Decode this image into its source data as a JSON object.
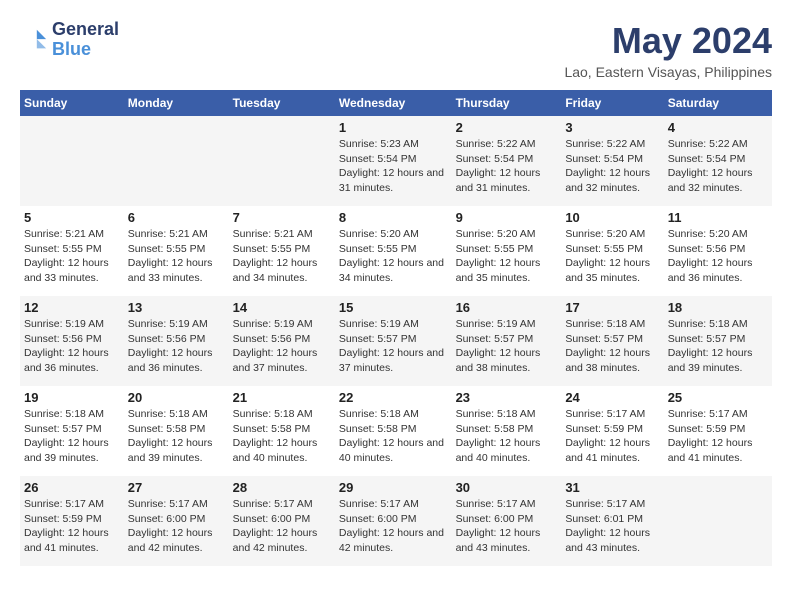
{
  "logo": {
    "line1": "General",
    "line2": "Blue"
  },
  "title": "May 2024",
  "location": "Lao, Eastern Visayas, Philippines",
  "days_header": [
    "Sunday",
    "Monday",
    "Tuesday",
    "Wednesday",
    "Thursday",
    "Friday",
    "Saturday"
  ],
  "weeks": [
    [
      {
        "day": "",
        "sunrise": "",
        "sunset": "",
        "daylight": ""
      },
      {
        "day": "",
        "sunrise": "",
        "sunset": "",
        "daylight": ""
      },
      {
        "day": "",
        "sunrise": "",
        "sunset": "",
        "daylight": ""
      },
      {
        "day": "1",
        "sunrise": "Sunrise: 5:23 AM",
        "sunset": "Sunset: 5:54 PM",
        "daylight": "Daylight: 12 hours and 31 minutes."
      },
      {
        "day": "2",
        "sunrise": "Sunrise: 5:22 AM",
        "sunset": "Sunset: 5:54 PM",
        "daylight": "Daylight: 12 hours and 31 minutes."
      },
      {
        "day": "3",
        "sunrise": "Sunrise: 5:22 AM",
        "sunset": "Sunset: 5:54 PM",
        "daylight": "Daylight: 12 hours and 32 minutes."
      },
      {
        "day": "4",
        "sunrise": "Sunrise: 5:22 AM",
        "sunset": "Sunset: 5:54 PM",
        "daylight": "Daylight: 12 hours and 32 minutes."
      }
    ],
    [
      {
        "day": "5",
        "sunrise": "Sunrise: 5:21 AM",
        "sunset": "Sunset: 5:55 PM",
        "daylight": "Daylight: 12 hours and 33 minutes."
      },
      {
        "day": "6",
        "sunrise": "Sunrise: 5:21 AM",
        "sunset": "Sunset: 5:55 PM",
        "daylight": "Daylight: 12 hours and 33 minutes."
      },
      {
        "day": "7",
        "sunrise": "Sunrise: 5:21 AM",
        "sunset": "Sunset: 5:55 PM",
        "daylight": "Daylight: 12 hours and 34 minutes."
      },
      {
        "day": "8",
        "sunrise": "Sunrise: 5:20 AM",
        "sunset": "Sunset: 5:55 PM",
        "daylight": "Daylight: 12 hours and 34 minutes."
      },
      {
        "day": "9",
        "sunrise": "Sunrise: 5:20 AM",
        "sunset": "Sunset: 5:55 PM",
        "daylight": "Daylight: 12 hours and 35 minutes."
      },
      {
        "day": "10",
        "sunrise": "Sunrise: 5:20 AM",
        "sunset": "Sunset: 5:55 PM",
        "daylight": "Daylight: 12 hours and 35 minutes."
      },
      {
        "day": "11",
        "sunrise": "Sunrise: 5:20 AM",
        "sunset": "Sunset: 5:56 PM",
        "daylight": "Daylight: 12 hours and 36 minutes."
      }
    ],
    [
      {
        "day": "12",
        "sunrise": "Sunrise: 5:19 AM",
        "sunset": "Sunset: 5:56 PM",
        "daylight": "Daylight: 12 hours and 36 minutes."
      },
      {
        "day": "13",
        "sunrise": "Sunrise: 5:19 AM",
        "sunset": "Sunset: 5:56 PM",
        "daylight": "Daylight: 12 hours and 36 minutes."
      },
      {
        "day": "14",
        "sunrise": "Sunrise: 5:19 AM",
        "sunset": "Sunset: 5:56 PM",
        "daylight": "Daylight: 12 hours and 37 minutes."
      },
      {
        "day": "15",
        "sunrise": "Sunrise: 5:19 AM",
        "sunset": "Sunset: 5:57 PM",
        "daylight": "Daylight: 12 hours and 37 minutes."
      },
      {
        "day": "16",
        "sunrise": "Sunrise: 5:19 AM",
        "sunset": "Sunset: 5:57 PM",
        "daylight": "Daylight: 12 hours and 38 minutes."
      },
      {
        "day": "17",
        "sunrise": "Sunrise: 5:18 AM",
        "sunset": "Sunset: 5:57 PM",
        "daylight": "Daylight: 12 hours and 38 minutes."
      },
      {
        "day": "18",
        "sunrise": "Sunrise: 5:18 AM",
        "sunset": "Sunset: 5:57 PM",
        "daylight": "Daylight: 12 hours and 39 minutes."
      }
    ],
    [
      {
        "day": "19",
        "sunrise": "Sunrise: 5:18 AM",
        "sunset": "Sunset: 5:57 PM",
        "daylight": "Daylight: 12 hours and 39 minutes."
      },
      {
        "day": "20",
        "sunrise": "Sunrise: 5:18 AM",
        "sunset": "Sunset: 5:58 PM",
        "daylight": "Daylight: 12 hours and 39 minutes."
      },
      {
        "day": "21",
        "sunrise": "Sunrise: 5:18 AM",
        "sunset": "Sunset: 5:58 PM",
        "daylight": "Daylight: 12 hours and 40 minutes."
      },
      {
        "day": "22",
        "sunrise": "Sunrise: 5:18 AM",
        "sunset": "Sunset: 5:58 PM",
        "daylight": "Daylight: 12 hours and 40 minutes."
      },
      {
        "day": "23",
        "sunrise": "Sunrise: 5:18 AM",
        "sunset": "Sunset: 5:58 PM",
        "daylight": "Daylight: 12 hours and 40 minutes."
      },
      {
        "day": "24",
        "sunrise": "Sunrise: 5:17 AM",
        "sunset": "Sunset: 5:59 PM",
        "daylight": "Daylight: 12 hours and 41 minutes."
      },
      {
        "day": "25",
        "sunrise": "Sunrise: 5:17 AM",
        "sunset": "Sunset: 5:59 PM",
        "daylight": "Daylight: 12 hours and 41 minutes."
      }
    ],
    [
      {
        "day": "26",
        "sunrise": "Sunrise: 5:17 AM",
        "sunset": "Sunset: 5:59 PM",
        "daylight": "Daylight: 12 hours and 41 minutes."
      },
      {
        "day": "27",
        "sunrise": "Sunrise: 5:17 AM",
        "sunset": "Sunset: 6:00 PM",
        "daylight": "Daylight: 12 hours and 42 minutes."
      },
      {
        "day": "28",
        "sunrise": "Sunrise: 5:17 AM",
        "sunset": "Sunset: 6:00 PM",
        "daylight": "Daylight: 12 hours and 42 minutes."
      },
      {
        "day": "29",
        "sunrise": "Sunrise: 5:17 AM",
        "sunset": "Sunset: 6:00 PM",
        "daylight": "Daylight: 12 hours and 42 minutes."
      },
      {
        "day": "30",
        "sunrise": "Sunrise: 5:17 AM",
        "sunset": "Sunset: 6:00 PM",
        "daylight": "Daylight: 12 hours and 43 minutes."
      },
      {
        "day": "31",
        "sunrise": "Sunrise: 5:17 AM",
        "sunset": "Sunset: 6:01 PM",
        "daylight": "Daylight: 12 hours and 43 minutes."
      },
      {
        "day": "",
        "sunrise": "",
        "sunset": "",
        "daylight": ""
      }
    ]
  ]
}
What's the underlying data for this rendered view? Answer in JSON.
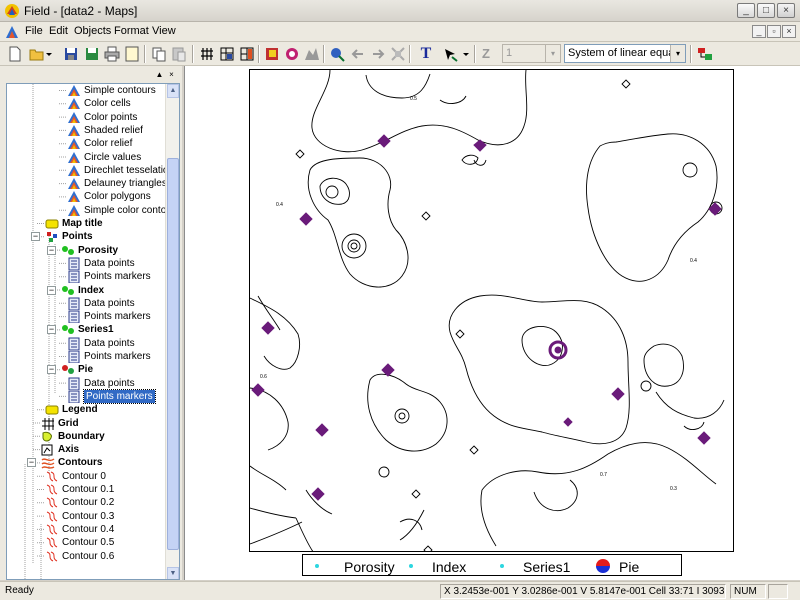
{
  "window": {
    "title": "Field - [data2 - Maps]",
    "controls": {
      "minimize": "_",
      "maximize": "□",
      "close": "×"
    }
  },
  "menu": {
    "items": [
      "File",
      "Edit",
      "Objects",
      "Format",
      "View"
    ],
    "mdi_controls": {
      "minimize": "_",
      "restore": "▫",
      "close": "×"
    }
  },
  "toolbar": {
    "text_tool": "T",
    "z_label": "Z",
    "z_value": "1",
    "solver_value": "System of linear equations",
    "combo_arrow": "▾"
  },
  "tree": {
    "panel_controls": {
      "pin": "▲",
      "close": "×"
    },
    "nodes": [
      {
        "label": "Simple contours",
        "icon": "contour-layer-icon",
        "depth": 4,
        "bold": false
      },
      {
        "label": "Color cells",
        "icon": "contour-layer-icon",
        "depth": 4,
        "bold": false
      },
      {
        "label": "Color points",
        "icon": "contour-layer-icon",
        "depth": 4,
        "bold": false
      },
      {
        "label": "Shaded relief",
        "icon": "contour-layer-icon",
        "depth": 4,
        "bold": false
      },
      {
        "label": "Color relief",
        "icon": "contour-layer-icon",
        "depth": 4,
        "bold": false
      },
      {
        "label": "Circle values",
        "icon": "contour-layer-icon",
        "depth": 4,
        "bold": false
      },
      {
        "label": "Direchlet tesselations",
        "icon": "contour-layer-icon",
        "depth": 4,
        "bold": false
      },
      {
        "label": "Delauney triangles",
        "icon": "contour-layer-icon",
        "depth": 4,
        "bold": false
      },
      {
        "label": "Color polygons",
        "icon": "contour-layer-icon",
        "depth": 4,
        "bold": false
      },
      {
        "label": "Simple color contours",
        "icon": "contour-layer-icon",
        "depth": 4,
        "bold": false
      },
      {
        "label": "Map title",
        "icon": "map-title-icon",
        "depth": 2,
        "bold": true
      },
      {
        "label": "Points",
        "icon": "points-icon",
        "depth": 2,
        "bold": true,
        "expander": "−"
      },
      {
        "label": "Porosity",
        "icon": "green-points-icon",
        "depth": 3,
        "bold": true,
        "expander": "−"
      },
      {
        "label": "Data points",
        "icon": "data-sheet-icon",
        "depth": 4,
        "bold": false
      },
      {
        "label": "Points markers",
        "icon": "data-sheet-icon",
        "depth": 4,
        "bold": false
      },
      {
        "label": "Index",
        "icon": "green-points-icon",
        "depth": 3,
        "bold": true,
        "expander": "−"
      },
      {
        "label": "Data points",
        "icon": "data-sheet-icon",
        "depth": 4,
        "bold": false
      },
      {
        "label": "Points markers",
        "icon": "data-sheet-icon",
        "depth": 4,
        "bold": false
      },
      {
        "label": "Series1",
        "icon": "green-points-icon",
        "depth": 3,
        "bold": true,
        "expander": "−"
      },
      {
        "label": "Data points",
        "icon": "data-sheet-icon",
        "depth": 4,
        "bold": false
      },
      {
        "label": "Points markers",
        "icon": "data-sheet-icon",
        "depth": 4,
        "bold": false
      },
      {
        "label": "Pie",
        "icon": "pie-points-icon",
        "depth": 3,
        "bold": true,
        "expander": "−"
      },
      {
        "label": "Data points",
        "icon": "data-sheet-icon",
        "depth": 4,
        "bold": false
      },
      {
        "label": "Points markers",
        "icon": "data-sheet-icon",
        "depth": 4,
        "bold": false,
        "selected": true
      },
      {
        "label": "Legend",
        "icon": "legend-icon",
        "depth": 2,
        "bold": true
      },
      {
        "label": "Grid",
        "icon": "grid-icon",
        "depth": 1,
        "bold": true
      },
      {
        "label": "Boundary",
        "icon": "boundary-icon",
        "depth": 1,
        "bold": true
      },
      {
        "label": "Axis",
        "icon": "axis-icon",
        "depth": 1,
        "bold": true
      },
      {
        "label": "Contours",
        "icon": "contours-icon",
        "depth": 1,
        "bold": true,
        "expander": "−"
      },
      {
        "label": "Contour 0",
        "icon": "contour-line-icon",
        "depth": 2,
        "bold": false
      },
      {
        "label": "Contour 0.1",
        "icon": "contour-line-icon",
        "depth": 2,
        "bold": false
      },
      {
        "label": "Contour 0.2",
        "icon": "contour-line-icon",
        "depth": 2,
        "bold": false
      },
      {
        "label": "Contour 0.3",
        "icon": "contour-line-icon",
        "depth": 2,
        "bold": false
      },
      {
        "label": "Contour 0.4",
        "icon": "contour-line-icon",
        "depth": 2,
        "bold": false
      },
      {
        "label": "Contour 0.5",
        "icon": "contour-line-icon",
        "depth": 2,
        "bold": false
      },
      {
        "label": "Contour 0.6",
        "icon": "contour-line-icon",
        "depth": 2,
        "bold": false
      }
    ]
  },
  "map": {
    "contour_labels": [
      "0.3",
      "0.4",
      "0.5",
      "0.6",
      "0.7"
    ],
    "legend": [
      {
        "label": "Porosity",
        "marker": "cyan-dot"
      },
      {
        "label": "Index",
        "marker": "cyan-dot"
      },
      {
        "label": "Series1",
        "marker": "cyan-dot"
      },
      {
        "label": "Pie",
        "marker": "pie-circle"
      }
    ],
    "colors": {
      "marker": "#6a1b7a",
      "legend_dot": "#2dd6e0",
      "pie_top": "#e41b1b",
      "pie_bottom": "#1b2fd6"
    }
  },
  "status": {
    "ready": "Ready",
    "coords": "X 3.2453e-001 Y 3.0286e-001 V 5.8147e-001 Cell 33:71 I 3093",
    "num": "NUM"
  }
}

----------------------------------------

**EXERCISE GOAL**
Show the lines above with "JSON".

**SOLVED PROBLEM**
Decode this image into its source data as a JSON object.
What's the underlying data for this rendered view? Answer in JSON.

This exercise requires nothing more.